Each kiosk will be customized for the particular county. All kiosks, though, will provide information based on the www.Help4TN.org platform, which was developed by the Tennessee Alliance for Legal Services and West Tennessee Legal Services. www.Help4TN.org serves as a storehouse of legal resources for self-represented litigants, offering educational materials related to a variety of subjects such as renters’ rights and child support, to name just a few.
The money for the kiosk grants came from both the Administrative Office of the Court’s technology fund and from excess funding collected as a part of the Supreme Court’s continuing legal education efforts.
The Tennessee Supreme Court’s Access to Justice Commission was formed in 2009 as part of the Court’s Access to Justice Initiative. That initiative is dedicated to meeting the legal needs of the many Tennesseans each year who are confronted with legal problems that they may not have the expertise or the means to adequately address.

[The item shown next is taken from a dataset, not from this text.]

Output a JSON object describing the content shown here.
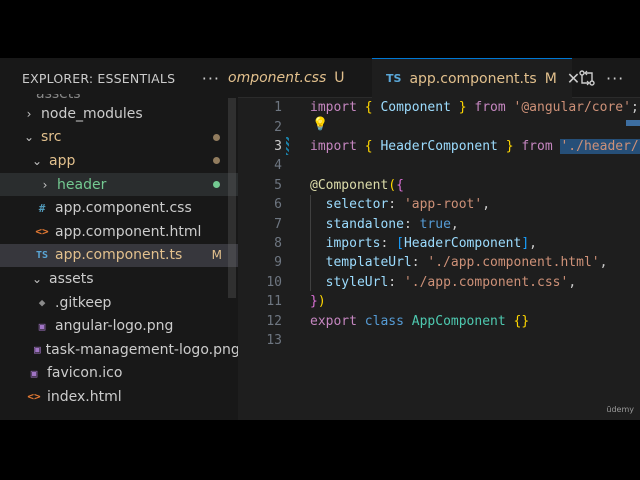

More information about the Access to Justice Initiative is available on its website: www.justiceforalltn.com.
(William Jones press release regarding kiosks) Anderson County Circuit Court Clerk William Jones has been successful in securing Anderson County to participate in the 2018 launch of the court kiosks systems across Tennessee.
Clerk Jones stated, “First and foremost I would like to thank the Tennessee Supreme Court Access to Justice Commission. I am proud to have sought and received this grant award on behalf of Anderson County from the State of Tennessee. As a part of the 2018 kiosk program our county and this office will be on the forefront of new technology and innovation in our state. Once this system is up and running, clerks in our office will be able to focus on duties at hand.”
Through Tennessee’s administrative office of the courts, Anderson County has been selected as one of ten counties to help those who are self-representative litigants. The project is an initiative piloted by the Tennessee Supreme Court Access to Justice Commission. This new program will allow court clerks and their staff to direct self-represented litigants to an on-site computer or tablet where the user can access legal information and connect with local legal resources.
The kiosks program is based on the Help4TN.org platform and is customized for each county/court. Instead of tying time with clerks working on filings and deadlines, users of this system will be directed to local legal aid offices, local pro bono projects and clinics, court approved forms, and other resources designed for self-representative litigants.